Two years of hellacious torture, dismemberment, devolving into insanity, watching friends and loved ones die, being the sole person responsible for the salvation of humanity, battling the essence of chaos and evil in a one-on-one battle, torment and psycholgical torture, regular physical abuse, and an untold number of disapproving glares and sniffs from any number of women...to name a few.

I hate it when people say "Rand didn't really suffer" or "Rand got away easy". If you look at everything he went through, can you really say that?

Who sacrified more: Egwene or Rand?

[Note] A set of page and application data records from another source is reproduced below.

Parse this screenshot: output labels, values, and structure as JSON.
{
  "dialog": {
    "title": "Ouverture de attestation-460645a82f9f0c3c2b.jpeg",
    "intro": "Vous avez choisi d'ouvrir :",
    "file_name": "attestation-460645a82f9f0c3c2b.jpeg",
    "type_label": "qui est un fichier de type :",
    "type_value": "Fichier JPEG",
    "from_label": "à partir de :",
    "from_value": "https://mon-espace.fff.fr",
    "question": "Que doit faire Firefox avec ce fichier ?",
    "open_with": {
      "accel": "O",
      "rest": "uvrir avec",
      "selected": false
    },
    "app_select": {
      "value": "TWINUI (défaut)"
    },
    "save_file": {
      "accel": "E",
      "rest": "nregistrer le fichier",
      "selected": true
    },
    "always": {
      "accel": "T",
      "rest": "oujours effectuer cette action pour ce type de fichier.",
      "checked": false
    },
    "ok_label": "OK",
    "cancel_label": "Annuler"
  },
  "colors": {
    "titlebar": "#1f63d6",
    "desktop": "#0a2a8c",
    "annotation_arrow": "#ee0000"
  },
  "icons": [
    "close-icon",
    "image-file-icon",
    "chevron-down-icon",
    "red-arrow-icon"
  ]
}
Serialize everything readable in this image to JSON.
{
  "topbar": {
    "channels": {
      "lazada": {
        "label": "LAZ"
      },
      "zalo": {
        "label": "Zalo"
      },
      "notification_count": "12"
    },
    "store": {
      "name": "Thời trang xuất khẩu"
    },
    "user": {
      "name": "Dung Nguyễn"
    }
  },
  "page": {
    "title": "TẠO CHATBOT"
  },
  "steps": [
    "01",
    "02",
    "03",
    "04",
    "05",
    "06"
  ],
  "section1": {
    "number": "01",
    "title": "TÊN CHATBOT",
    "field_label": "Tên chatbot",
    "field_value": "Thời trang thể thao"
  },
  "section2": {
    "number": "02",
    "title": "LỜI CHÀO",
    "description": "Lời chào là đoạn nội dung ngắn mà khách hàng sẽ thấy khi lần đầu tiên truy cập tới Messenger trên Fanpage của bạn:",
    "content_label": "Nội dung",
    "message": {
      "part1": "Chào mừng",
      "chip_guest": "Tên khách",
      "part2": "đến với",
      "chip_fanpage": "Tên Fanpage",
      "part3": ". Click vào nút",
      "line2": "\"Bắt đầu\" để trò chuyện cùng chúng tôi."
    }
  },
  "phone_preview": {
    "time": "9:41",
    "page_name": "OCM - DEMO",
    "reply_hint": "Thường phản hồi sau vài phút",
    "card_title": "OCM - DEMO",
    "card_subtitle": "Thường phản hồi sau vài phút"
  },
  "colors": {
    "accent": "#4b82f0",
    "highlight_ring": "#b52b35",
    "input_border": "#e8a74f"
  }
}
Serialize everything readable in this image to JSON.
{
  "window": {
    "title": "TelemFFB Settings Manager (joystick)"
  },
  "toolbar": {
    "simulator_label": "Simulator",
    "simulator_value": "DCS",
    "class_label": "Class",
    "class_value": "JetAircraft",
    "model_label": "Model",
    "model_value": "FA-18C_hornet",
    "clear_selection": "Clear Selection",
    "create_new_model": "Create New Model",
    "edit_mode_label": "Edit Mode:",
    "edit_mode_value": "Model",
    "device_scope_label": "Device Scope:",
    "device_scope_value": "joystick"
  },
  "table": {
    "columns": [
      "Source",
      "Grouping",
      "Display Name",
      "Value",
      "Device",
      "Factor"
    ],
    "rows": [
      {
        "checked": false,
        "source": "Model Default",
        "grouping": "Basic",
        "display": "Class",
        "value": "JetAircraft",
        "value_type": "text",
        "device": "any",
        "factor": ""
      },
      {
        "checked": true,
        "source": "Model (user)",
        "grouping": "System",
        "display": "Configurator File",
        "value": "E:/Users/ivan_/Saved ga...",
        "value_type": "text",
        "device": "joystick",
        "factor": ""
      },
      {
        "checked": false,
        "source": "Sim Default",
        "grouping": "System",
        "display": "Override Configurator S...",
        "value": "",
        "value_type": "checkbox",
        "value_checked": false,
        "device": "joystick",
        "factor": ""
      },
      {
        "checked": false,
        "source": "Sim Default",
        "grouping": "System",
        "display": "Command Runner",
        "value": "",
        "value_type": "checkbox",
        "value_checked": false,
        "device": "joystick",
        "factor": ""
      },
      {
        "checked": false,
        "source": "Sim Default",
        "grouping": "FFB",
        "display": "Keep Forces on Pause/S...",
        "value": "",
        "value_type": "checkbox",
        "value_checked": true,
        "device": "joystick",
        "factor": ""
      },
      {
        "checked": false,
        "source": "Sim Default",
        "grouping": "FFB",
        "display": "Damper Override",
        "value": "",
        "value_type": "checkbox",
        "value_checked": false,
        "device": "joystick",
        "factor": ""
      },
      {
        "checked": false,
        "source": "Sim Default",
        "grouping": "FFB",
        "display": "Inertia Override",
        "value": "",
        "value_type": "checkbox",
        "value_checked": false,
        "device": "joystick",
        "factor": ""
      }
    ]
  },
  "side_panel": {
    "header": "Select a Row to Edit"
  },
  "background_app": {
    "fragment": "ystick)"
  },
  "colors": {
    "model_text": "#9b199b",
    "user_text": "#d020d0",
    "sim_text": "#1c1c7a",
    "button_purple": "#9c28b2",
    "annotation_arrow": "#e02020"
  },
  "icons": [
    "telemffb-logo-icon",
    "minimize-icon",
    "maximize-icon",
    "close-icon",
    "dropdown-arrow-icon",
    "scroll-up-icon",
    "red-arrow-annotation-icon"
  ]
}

Morsker
01-23-2013, 08:03 AM
Or she could have conceived the night they spent together at Merrilor. ;)
I figured the exploding gateway is what made them into magic babies, so they were already conceived by the end of the book.

Regarding Rand's death, I think the Wheel was designed to give misleading prophecies, in order to avoid blowing Rand's cover. The Creator set it up so if Rand does all the right things, he gets his second life of peaceful obscurity. Part of that is contriving circumstances, but another part is the Wheel not spitting out any prophecies that give it away. Otherwise, what's the point?

Casabamelon
01-23-2013, 08:06 AM
This is sort of key to authors like Guy Gavriel Kay - power comes with a price. Even (especially) the power of heroism. But, I came to terms with the fact, many years ago, that RJ did not subscribe to this philosophy.


Rand living, on its own, does not bother me as a fact. I'm more upset with how we got there. It was a little too much Deus/Diabolus ex Machina for me. I like that so much was prophesized and came true. That shows the author actually had a plan and executed it. It's the blatant fulfillment by "technicality" that does not sit well.

Dom
01-23-2013, 12:48 PM
Part of that is contriving circumstances, but another part is the Wheel not spitting out any prophecies that give it away.

The Wheel couldn't spit out prophecies about any of this for the simple reason after the direct challenge with Shai'tan started, it all rests of Rand's choices, and the same way it was up to Rand himself to decide how to fulfill "to live, you must die" and the "he who is dead yet lives". It was prophecized the Dragon's physical body would die. If Rand chose to take Moridin's body to stay incarnated in anonymity or if he chose to die yet be alive in TAR with the Heroes awaiting a rebirth, it was all up to his choices, like the confrontation with Shai'tan itself. As Rand pointed out, he asked the Aelfinn the wrong question.